BRIEF:
None of the pictures should be copied, though every line of the listing must be printed exactly.

EXCERPTED DATA:

○ ○ ○ ○

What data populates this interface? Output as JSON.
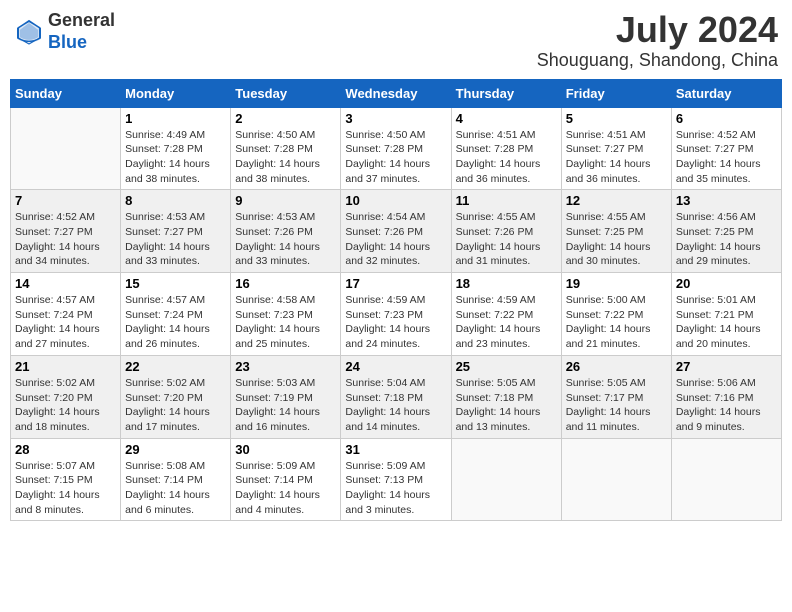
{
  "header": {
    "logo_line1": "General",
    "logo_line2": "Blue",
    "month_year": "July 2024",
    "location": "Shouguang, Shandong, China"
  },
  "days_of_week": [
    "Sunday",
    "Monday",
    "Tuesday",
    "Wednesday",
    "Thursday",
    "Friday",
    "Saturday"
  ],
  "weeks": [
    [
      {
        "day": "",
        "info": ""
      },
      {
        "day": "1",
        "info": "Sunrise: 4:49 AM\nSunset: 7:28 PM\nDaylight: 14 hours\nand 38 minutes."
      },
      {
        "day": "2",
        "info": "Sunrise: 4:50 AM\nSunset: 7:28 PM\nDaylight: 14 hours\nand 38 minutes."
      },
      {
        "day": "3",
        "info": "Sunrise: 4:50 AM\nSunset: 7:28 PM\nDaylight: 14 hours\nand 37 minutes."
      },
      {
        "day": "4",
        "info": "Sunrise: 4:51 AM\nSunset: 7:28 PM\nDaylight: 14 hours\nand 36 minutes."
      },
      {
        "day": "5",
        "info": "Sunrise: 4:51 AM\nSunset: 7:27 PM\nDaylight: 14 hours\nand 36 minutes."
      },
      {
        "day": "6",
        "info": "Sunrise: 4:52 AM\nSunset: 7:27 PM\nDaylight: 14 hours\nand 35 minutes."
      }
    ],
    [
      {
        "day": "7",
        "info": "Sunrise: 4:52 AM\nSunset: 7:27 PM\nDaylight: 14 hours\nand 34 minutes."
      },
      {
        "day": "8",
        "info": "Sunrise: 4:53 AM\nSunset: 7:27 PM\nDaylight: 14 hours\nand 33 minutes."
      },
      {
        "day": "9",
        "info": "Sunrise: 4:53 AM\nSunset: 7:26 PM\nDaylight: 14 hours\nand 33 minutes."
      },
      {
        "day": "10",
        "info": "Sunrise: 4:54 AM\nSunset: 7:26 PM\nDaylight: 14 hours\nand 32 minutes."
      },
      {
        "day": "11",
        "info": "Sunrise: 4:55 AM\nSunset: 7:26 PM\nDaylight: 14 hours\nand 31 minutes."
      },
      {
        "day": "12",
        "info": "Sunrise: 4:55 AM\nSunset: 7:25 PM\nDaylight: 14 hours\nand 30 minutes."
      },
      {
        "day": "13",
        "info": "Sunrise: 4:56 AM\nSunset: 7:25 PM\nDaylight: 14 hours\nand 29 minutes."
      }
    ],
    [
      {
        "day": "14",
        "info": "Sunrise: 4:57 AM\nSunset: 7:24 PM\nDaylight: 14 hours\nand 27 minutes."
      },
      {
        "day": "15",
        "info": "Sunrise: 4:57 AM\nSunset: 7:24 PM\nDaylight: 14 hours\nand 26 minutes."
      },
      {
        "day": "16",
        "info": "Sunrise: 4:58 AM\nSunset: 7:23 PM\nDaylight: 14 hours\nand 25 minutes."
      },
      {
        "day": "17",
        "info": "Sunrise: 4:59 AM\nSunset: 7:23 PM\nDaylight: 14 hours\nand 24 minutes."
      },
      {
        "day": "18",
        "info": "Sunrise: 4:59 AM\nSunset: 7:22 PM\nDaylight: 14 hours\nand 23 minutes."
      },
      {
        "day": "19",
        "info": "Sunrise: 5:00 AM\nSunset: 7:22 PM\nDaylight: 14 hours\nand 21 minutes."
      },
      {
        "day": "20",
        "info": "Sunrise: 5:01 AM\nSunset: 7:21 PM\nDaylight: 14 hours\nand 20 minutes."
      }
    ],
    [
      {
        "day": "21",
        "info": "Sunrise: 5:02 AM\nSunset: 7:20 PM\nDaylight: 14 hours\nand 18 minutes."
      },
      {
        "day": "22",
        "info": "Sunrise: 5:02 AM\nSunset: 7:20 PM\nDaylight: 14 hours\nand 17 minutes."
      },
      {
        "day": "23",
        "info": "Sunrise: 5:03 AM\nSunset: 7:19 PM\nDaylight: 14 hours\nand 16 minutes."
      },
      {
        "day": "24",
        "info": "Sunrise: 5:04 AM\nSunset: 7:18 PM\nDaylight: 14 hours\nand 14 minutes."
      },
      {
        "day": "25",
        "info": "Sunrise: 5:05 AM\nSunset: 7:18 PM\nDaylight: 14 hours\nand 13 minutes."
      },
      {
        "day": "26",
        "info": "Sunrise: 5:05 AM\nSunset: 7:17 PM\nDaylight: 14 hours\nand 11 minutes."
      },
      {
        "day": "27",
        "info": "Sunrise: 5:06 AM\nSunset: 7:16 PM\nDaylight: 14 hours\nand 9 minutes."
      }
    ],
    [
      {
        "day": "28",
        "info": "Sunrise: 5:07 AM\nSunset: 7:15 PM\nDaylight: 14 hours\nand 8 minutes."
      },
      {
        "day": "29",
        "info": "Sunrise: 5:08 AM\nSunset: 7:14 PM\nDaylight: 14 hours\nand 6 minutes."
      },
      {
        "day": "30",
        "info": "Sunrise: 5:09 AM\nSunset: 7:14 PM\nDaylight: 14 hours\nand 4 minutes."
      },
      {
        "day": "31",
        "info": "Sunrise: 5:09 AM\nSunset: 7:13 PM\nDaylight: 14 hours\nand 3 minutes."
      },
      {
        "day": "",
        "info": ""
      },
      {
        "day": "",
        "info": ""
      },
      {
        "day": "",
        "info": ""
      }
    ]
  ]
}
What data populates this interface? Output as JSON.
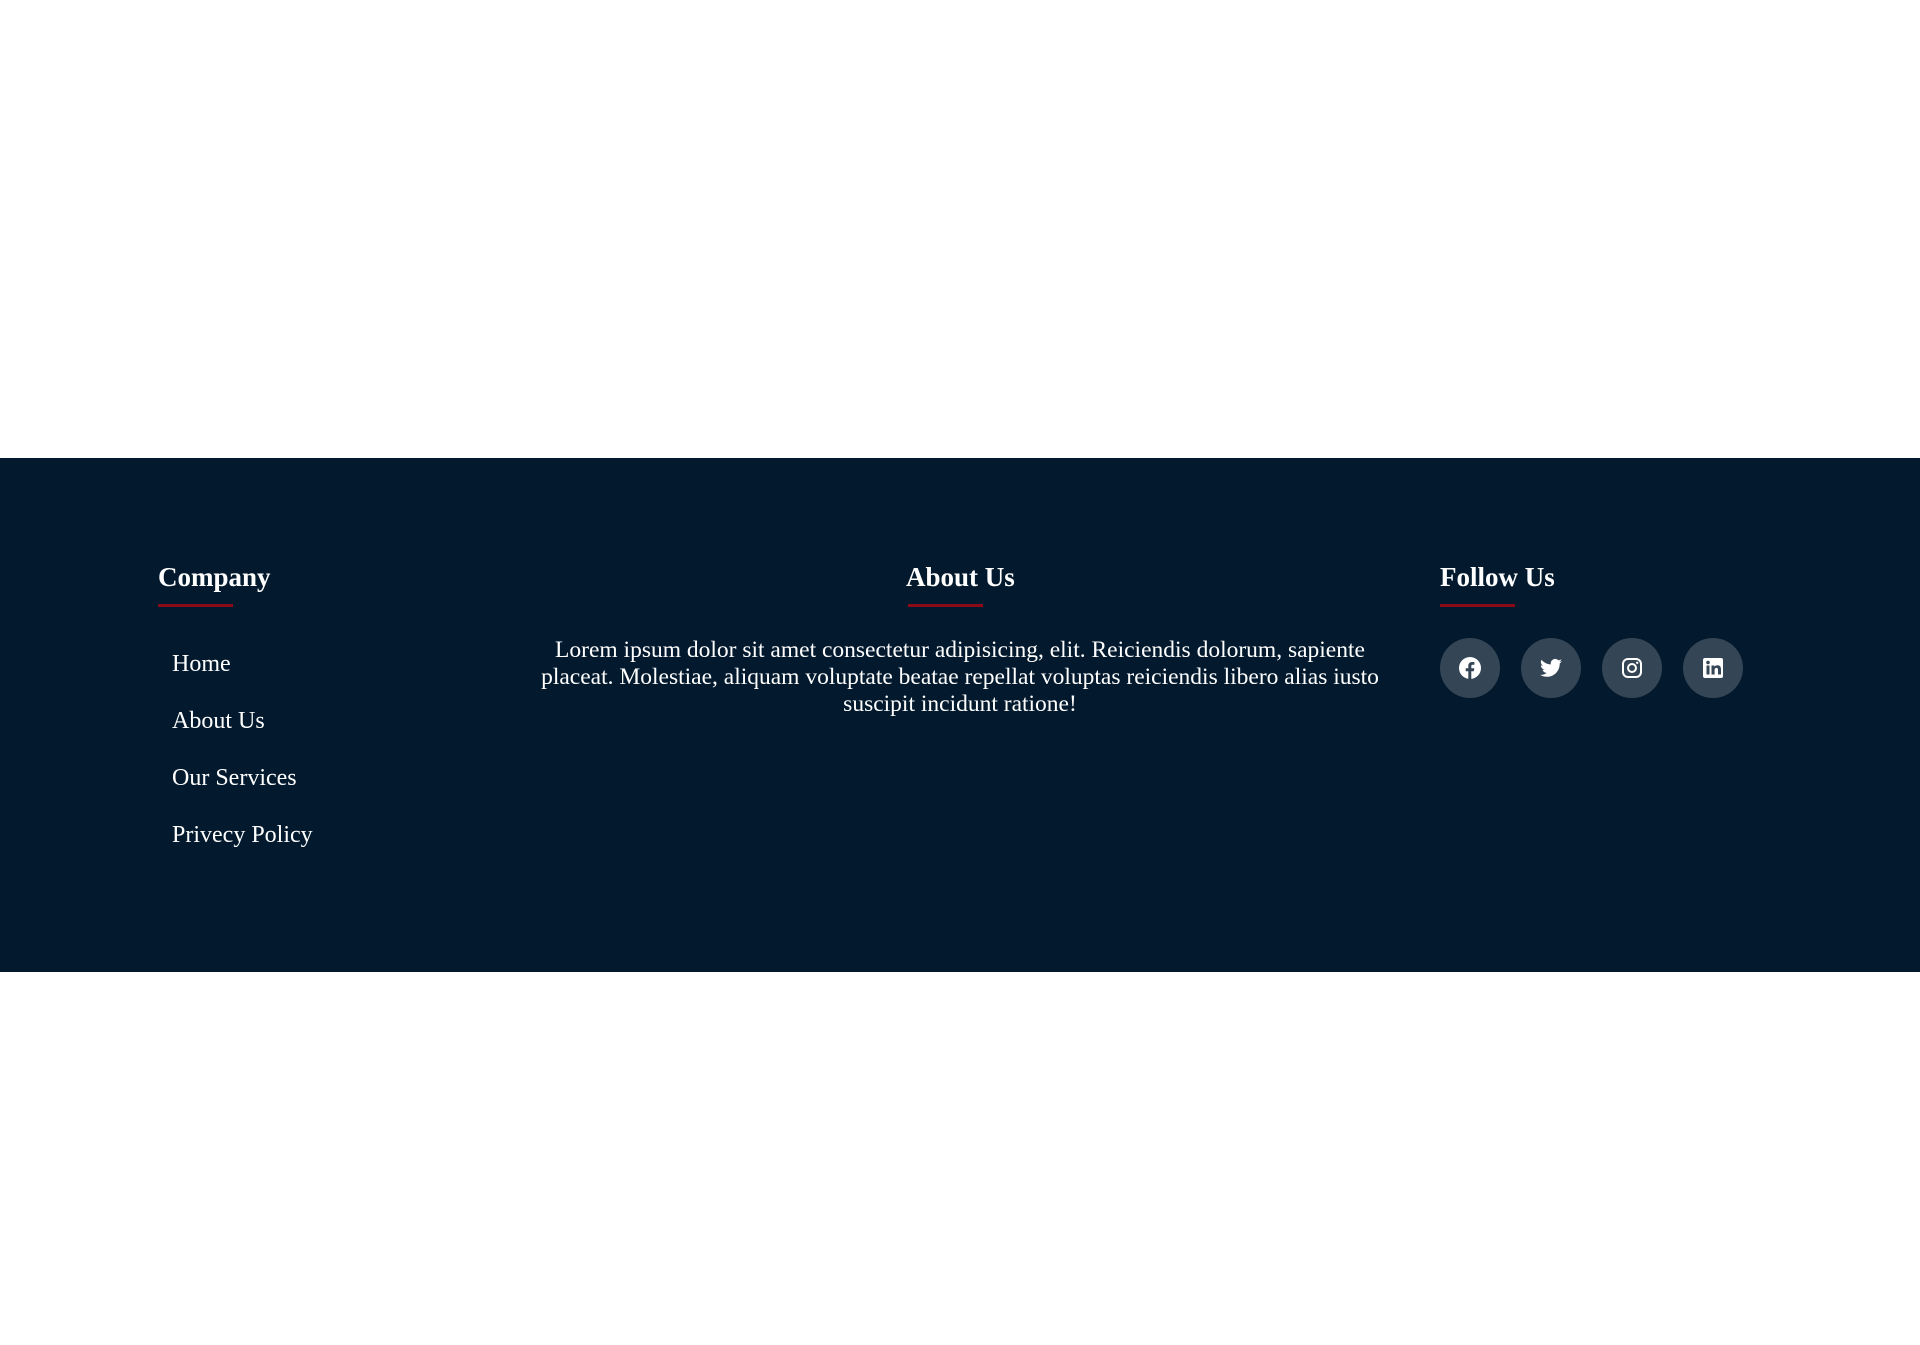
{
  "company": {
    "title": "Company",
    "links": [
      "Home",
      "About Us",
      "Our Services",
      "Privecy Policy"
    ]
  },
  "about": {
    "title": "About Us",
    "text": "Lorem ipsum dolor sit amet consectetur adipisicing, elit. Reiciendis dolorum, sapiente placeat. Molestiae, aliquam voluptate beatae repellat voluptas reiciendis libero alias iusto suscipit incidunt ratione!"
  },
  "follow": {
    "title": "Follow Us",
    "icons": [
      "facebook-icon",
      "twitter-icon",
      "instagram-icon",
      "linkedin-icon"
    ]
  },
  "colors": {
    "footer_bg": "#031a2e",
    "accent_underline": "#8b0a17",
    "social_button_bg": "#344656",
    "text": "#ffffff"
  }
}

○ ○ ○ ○

RESPONSE AREA:
What data populates this interface? Output as JSON.
{
  "header": {
    "logo_line1": "General",
    "logo_line2": "Blue",
    "month_year": "July 2024",
    "location": "Shouguang, Shandong, China"
  },
  "days_of_week": [
    "Sunday",
    "Monday",
    "Tuesday",
    "Wednesday",
    "Thursday",
    "Friday",
    "Saturday"
  ],
  "weeks": [
    [
      {
        "day": "",
        "info": ""
      },
      {
        "day": "1",
        "info": "Sunrise: 4:49 AM\nSunset: 7:28 PM\nDaylight: 14 hours\nand 38 minutes."
      },
      {
        "day": "2",
        "info": "Sunrise: 4:50 AM\nSunset: 7:28 PM\nDaylight: 14 hours\nand 38 minutes."
      },
      {
        "day": "3",
        "info": "Sunrise: 4:50 AM\nSunset: 7:28 PM\nDaylight: 14 hours\nand 37 minutes."
      },
      {
        "day": "4",
        "info": "Sunrise: 4:51 AM\nSunset: 7:28 PM\nDaylight: 14 hours\nand 36 minutes."
      },
      {
        "day": "5",
        "info": "Sunrise: 4:51 AM\nSunset: 7:27 PM\nDaylight: 14 hours\nand 36 minutes."
      },
      {
        "day": "6",
        "info": "Sunrise: 4:52 AM\nSunset: 7:27 PM\nDaylight: 14 hours\nand 35 minutes."
      }
    ],
    [
      {
        "day": "7",
        "info": "Sunrise: 4:52 AM\nSunset: 7:27 PM\nDaylight: 14 hours\nand 34 minutes."
      },
      {
        "day": "8",
        "info": "Sunrise: 4:53 AM\nSunset: 7:27 PM\nDaylight: 14 hours\nand 33 minutes."
      },
      {
        "day": "9",
        "info": "Sunrise: 4:53 AM\nSunset: 7:26 PM\nDaylight: 14 hours\nand 33 minutes."
      },
      {
        "day": "10",
        "info": "Sunrise: 4:54 AM\nSunset: 7:26 PM\nDaylight: 14 hours\nand 32 minutes."
      },
      {
        "day": "11",
        "info": "Sunrise: 4:55 AM\nSunset: 7:26 PM\nDaylight: 14 hours\nand 31 minutes."
      },
      {
        "day": "12",
        "info": "Sunrise: 4:55 AM\nSunset: 7:25 PM\nDaylight: 14 hours\nand 30 minutes."
      },
      {
        "day": "13",
        "info": "Sunrise: 4:56 AM\nSunset: 7:25 PM\nDaylight: 14 hours\nand 29 minutes."
      }
    ],
    [
      {
        "day": "14",
        "info": "Sunrise: 4:57 AM\nSunset: 7:24 PM\nDaylight: 14 hours\nand 27 minutes."
      },
      {
        "day": "15",
        "info": "Sunrise: 4:57 AM\nSunset: 7:24 PM\nDaylight: 14 hours\nand 26 minutes."
      },
      {
        "day": "16",
        "info": "Sunrise: 4:58 AM\nSunset: 7:23 PM\nDaylight: 14 hours\nand 25 minutes."
      },
      {
        "day": "17",
        "info": "Sunrise: 4:59 AM\nSunset: 7:23 PM\nDaylight: 14 hours\nand 24 minutes."
      },
      {
        "day": "18",
        "info": "Sunrise: 4:59 AM\nSunset: 7:22 PM\nDaylight: 14 hours\nand 23 minutes."
      },
      {
        "day": "19",
        "info": "Sunrise: 5:00 AM\nSunset: 7:22 PM\nDaylight: 14 hours\nand 21 minutes."
      },
      {
        "day": "20",
        "info": "Sunrise: 5:01 AM\nSunset: 7:21 PM\nDaylight: 14 hours\nand 20 minutes."
      }
    ],
    [
      {
        "day": "21",
        "info": "Sunrise: 5:02 AM\nSunset: 7:20 PM\nDaylight: 14 hours\nand 18 minutes."
      },
      {
        "day": "22",
        "info": "Sunrise: 5:02 AM\nSunset: 7:20 PM\nDaylight: 14 hours\nand 17 minutes."
      },
      {
        "day": "23",
        "info": "Sunrise: 5:03 AM\nSunset: 7:19 PM\nDaylight: 14 hours\nand 16 minutes."
      },
      {
        "day": "24",
        "info": "Sunrise: 5:04 AM\nSunset: 7:18 PM\nDaylight: 14 hours\nand 14 minutes."
      },
      {
        "day": "25",
        "info": "Sunrise: 5:05 AM\nSunset: 7:18 PM\nDaylight: 14 hours\nand 13 minutes."
      },
      {
        "day": "26",
        "info": "Sunrise: 5:05 AM\nSunset: 7:17 PM\nDaylight: 14 hours\nand 11 minutes."
      },
      {
        "day": "27",
        "info": "Sunrise: 5:06 AM\nSunset: 7:16 PM\nDaylight: 14 hours\nand 9 minutes."
      }
    ],
    [
      {
        "day": "28",
        "info": "Sunrise: 5:07 AM\nSunset: 7:15 PM\nDaylight: 14 hours\nand 8 minutes."
      },
      {
        "day": "29",
        "info": "Sunrise: 5:08 AM\nSunset: 7:14 PM\nDaylight: 14 hours\nand 6 minutes."
      },
      {
        "day": "30",
        "info": "Sunrise: 5:09 AM\nSunset: 7:14 PM\nDaylight: 14 hours\nand 4 minutes."
      },
      {
        "day": "31",
        "info": "Sunrise: 5:09 AM\nSunset: 7:13 PM\nDaylight: 14 hours\nand 3 minutes."
      },
      {
        "day": "",
        "info": ""
      },
      {
        "day": "",
        "info": ""
      },
      {
        "day": "",
        "info": ""
      }
    ]
  ]
}
What data populates this interface? Output as JSON.
{
  "company": {
    "title": "Company",
    "links": [
      "Home",
      "About Us",
      "Our Services",
      "Privecy Policy"
    ]
  },
  "about": {
    "title": "About Us",
    "text": "Lorem ipsum dolor sit amet consectetur adipisicing, elit. Reiciendis dolorum, sapiente placeat. Molestiae, aliquam voluptate beatae repellat voluptas reiciendis libero alias iusto suscipit incidunt ratione!"
  },
  "follow": {
    "title": "Follow Us",
    "icons": [
      "facebook-icon",
      "twitter-icon",
      "instagram-icon",
      "linkedin-icon"
    ]
  },
  "colors": {
    "footer_bg": "#031a2e",
    "accent_underline": "#8b0a17",
    "social_button_bg": "#344656",
    "text": "#ffffff"
  }
}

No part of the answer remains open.